Thursday, November 13, 2014
A philosophical basketball preview
Jim Christian doesn't have a set style. He's not married to any offensive or defensive philosophy that he must stringently implement regardless of his players or opponent. Given his talent this year, that's probably a good thing. If he's smart, he will just give the ball to Olivier Hanlan and get out of the way.
Hanlan is a versatile offensive player with the requisite skills, speed and build to be a great player. He will be the best player on the court in most of BC's games this year. His talent alone should carry the team to 14 wins. But it is not always that simple. Hanlan couldn't carry last year's team to 14 wins. But the reason for my optimism is that I believe Christian is smart enough to put the pieces together and maximize this group of players.
Hanlan as the offense instead of Hanlan within the offense
For all of our frustrations, Steve Donahue ran a consistently efficient offense.

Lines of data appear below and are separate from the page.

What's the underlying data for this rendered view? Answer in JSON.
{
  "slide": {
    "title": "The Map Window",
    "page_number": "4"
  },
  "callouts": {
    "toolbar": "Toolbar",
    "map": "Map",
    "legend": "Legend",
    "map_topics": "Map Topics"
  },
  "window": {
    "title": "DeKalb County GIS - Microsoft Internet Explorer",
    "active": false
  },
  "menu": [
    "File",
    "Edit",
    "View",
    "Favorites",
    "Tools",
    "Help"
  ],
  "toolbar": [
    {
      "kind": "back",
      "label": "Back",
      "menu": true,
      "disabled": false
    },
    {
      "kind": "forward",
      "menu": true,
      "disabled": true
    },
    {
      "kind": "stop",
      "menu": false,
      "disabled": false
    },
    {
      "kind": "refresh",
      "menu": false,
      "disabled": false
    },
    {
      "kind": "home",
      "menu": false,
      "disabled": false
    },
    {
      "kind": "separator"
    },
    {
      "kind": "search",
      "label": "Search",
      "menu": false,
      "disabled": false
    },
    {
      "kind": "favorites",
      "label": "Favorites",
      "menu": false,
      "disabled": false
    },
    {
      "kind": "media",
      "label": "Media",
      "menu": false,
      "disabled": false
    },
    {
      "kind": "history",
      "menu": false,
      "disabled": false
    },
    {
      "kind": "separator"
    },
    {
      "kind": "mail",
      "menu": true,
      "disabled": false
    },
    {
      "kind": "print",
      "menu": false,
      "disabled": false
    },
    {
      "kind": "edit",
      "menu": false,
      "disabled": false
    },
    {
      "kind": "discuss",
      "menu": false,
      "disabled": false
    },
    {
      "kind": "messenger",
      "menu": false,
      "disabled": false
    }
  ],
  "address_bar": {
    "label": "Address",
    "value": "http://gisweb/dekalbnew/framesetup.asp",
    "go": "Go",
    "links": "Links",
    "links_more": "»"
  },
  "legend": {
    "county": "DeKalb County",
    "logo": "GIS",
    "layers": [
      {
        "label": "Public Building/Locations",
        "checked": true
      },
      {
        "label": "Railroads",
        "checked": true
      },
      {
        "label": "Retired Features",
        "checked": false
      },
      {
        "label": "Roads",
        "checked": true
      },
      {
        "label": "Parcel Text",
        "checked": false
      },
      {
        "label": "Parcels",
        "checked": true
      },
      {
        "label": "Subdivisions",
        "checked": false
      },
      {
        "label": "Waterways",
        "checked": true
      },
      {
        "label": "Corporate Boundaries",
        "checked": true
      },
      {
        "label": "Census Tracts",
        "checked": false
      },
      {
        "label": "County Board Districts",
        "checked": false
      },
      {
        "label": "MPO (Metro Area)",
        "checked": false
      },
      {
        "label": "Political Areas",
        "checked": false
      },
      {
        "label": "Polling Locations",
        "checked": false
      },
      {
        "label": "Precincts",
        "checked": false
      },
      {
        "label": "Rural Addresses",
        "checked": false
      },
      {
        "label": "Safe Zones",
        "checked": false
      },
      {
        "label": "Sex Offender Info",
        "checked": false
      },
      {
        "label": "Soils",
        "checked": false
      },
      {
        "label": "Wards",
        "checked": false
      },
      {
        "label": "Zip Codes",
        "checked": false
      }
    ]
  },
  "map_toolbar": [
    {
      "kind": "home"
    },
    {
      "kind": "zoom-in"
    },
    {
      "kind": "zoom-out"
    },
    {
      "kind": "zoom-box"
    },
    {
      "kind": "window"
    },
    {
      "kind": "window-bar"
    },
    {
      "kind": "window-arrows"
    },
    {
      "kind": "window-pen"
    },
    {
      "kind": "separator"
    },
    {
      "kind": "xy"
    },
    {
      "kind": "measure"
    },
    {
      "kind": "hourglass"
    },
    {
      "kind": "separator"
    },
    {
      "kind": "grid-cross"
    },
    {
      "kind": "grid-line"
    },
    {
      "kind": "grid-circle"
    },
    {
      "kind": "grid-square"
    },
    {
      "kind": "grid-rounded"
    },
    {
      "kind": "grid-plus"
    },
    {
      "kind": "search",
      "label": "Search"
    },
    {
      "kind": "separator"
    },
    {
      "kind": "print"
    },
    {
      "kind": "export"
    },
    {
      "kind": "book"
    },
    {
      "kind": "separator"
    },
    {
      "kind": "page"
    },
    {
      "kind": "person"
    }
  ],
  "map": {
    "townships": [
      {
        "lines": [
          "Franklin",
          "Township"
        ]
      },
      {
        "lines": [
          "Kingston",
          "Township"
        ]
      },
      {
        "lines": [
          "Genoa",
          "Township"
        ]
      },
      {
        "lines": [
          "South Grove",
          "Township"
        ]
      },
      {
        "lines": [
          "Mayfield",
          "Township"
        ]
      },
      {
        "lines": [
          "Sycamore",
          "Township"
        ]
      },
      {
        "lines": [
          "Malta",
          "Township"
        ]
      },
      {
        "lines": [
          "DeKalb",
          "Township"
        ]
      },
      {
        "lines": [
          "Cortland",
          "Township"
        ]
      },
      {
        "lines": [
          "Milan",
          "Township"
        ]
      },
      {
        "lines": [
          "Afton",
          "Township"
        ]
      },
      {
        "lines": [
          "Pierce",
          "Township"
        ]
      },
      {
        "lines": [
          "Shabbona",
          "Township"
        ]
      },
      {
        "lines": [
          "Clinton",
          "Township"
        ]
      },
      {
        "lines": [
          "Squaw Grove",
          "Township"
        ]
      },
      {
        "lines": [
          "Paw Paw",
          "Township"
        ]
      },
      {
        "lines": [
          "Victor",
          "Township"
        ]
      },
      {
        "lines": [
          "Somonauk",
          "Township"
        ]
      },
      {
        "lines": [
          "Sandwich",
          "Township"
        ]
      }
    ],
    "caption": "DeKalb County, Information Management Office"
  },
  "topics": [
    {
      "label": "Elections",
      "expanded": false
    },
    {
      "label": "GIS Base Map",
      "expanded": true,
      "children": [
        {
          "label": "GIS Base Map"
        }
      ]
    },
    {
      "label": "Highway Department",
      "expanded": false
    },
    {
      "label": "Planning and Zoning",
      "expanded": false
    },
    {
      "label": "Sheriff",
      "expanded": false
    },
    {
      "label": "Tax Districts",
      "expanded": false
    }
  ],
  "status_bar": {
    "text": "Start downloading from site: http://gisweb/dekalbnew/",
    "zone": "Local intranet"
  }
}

The scheme wasn't dependent on any one player and allowed flexibility in tempo that should have enabled BC to compete with anyone. We know it didn't. But not only did the team not win enough, there were many times where it felt like the movement and patience restricted what the players could be. Think of how many first halfs we had where Hanlan was a non-factor. He would start the offense but never see the ball again. He could drive to the basket at will, yet instead we would eat clock looking to move the ball around the perimeter. In this new era I expect Christian to allow the players more freedom. Hanlan can score if it is there. The offense will also start with him driving and creating instead of waiting. The offense won't be as statistically efficient, but the mindset and aggressiveness should help in the win-loss column.
The other guys will get their moments, but it will be as complimentary players off of pick and rolls or kick outs. And as long as they adapt and understand, they should be fine.
Defense, defense and more defense
Christian is also not some defensive whiz, but we cannot get any worse. There was very little effort or emphasis put on defense in the old regime. Now practices are defensively focused. Now guys like Owens and Brown will get minutes based off of their D. And then there is Dennis Clifford. Even if he will never be what he once was, he hasn't shrunk. Adding a legit 7-footer will impact rebounding and other teams' ability to score in the paint. Clifford wouldn't have been enough to save Donahue's job, but he will make Christian's life easier this season.
When I was underwhelmed by the Christian hire, I wrote that he feels like a place holder. He's never been anywhere that long and seems like he has limited upside. My thoughts on him haven't really changed, but I think he is the type of guy who will work in this transition year. He's not looking to build something long-term. He doesn't do long-term (he even transferred during his playing days). He's a pragmatic basketball guy who will put the pieces together and install enough basics that our team will be consistently competitive and never terrible. Is that the type of program that will win championships or inspire fans? Probably not, but he's smart enough to keep getting hired. And if he wants to be marketable after BC, then it will be about letting Hanlan, a few transfers and some flawed big men do what it takes.
On the change in attitude and defense alone, I think BC wins 14 games. If Hanlan really gets going we could be .500. If I am wrong about Christian's upside (and even Clifford's upside) then maybe we become a bubble team. Regardless, I just hope for a fun season.